There is no doubt that coronavirus is a matter of serious concern not just to the West, but to the Arab world as well. Unfortunately, Muslim clerics are exploiting the precarious situation and inciting their constituencies throughout the region. They have millions of followers on their social media channels and can spread their messages to huge numbers very quickly. The clerics’ sermons have the ultimate purpose of instilling fear in their listeners to convince them to adopt a religious way of life.”
The inshallah-fatalism that Islam encourages makes people less willing to modify their behavior to diminish the risk of transmission of the coronavirus. If the virus is a way for Allah to punish some and to save others, there’s less felt need to follow government warnings about social distancing – that is, not to congregate in groups. Many have insisted on attending mosques, thinking they are safe from contagion as long as they are in a mosque; the opposite is true. Mosques are places where large numbers of people – hundreds, thousands – pray side by side. These close-quartered crowds provide ideal mediums for the transmission of the virus. Crowds continue to be seen on the streets of Iranian cities, so very different from the empty streets in Italy, France and Spain. In late March Iranians were still shopping, visiting restaurants, meeting their friends at cafes, as if there was no need to modify such behavior. Some may simply not believe the warnings from their government, given its long record of lying to them. Iranians may also believe, not without reason, that the government preaches the need to keep from congregating as a way to suppress anti-government protests.
The continued hold of inshallah-fatalism on the Muslim psyche makes some Iranians indifferent to modifying their behavior, for what Allah wills, will be. Not a few clerics continue to send out messages on social media channels to their huge followings, in which they still insist that the coronavirus has been sent by Allah because Muslims themselves have been lax in their observances; they insist that only a return to a strictly religious way of life –as set out by the clerics themselves – offers hope. Hand-washing, social distancing, sheltering at home – none of that matters. It’s a terrible message to send.
What could change this attitude would be a sudden dramatic spike in cases of, and deaths from, the coronavirus, with much of that increase traceable to a particular mosque on a particular day when Friday Prayers were held. That increase in cases would do two things: first, it would put paid to the widespread belief that the contagion cannot spread in mosques; second, it would show that the coronavirus does not spare even the most faithful of Muslims; third, that it is widely communicated by crowds, and fourth, that the government’s demands — that people wear masks whenever possible, practice social distancing, and, except for buying food and medicines, remain at home — make perfect sense.

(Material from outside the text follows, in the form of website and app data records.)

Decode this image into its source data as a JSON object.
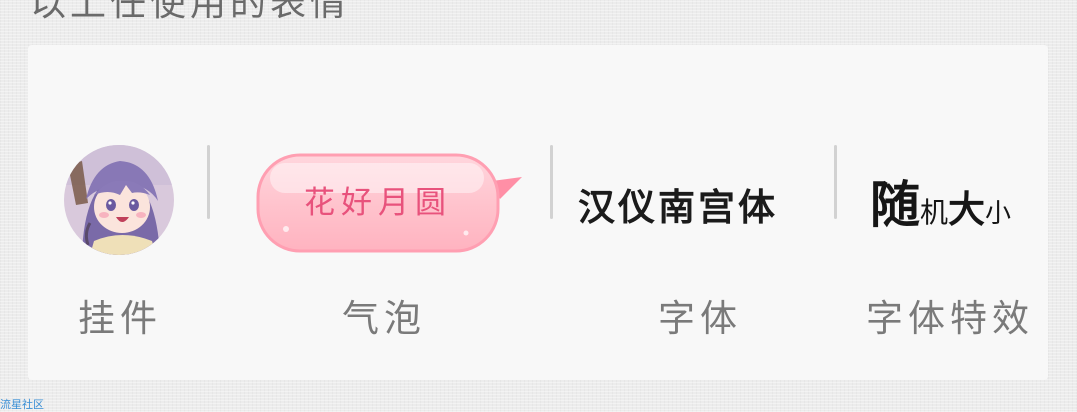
{
  "header": {
    "caption": "以上任使用的表情"
  },
  "features": [
    {
      "label": "挂件",
      "icon": "anime-avatar-pendant"
    },
    {
      "label": "气泡",
      "sample": "花好月圆",
      "icon": "pink-speech-bubble"
    },
    {
      "label": "字体",
      "sample": "汉仪南宫体"
    },
    {
      "label": "字体特效",
      "sample_chars": [
        "随",
        "机",
        "大",
        "小"
      ]
    }
  ],
  "watermark": "流星社区",
  "colors": {
    "bubble_fill": "#ffc5cf",
    "bubble_text": "#e8527c",
    "label_text": "#7a7a7a",
    "card_bg": "#f8f8f8",
    "watermark": "#3a8fd6"
  }
}
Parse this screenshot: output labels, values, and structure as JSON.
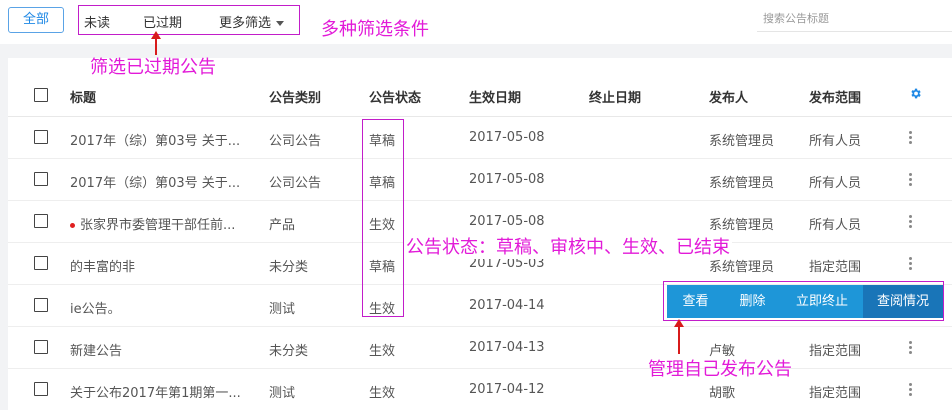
{
  "toolbar": {
    "all_label": "全部",
    "filters": [
      "未读",
      "已过期",
      "更多筛选"
    ],
    "search_placeholder": "搜索公告标题"
  },
  "table": {
    "columns": [
      "标题",
      "公告类别",
      "公告状态",
      "生效日期",
      "终止日期",
      "发布人",
      "发布范围"
    ],
    "rows": [
      {
        "title": "2017年（综）第03号 关于...",
        "category": "公司公告",
        "status": "草稿",
        "effective": "2017-05-08",
        "end": "",
        "publisher": "系统管理员",
        "scope": "所有人员",
        "unread": false
      },
      {
        "title": "2017年（综）第03号 关于...",
        "category": "公司公告",
        "status": "草稿",
        "effective": "2017-05-08",
        "end": "",
        "publisher": "系统管理员",
        "scope": "所有人员",
        "unread": false
      },
      {
        "title": "张家界市委管理干部任前...",
        "category": "产品",
        "status": "生效",
        "effective": "2017-05-08",
        "end": "",
        "publisher": "系统管理员",
        "scope": "所有人员",
        "unread": true
      },
      {
        "title": "的丰富的非",
        "category": "未分类",
        "status": "草稿",
        "effective": "2017-05-03",
        "end": "",
        "publisher": "系统管理员",
        "scope": "指定范围",
        "unread": false
      },
      {
        "title": "ie公告。",
        "category": "测试",
        "status": "生效",
        "effective": "2017-04-14",
        "end": "",
        "publisher": "",
        "scope": "",
        "unread": false
      },
      {
        "title": "新建公告",
        "category": "未分类",
        "status": "生效",
        "effective": "2017-04-13",
        "end": "",
        "publisher": "卢敏",
        "scope": "指定范围",
        "unread": false
      },
      {
        "title": "关于公布2017年第1期第一...",
        "category": "测试",
        "status": "生效",
        "effective": "2017-04-12",
        "end": "",
        "publisher": "胡歌",
        "scope": "指定范围",
        "unread": false
      }
    ]
  },
  "row_actions": [
    "查看",
    "删除",
    "立即终止",
    "查阅情况"
  ],
  "annotations": {
    "filter_conditions": "多种筛选条件",
    "filter_expired": "筛选已过期公告",
    "status_note": "公告状态：草稿、审核中、生效、已结束",
    "manage_note": "管理自己发布公告"
  },
  "colors": {
    "accent": "#1e88e5",
    "annotation": "#e21ad8",
    "action_bg": "#1e96d8",
    "action_dark": "#1975b8"
  }
}
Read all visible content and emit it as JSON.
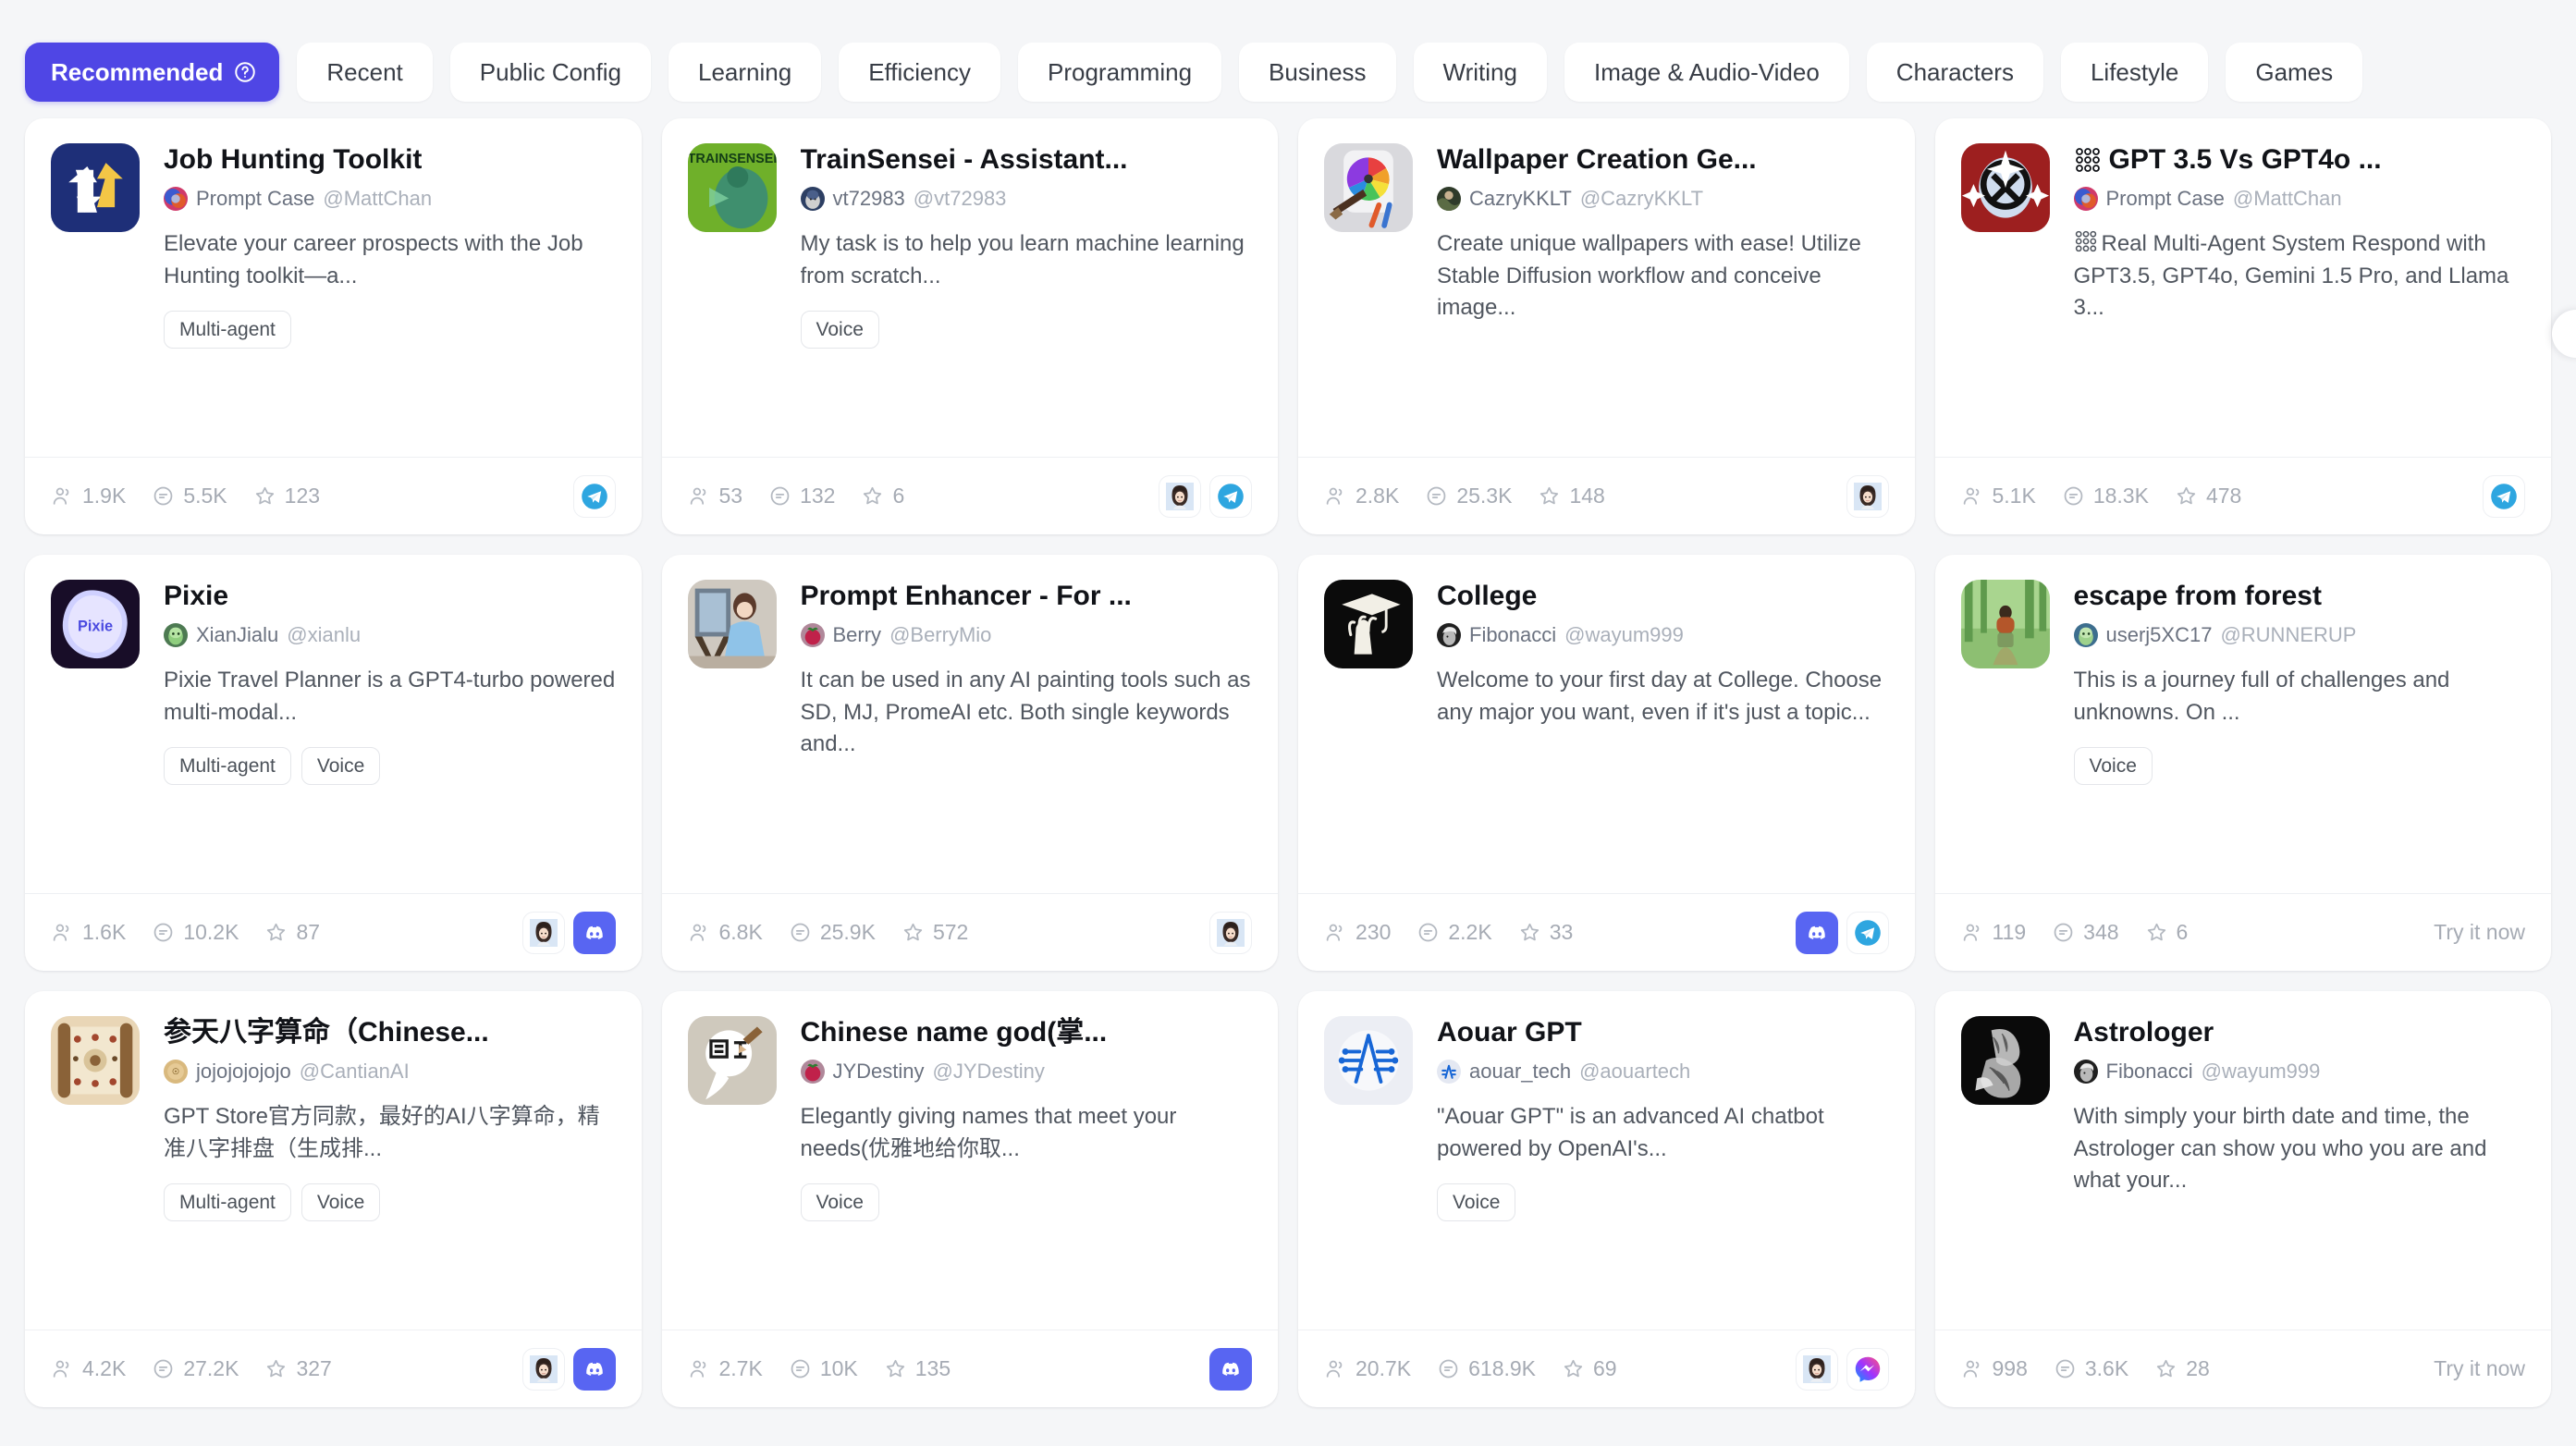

Iran’s government – its highest clerics — must insist that the coronavirus is not a “punishment sent by Allah”; that the virus strikes Muslim and non-Muslim alike, and even the most devout Muslims can be, and have been, stricken. That insistence on common sense will not come naturally to the clerical rulers or to many of their subjects, but in the absence of a breakthrough in vaccines and therapies – made by the Infidels, of course — for hard-hit Iran, it’s all they’ve got.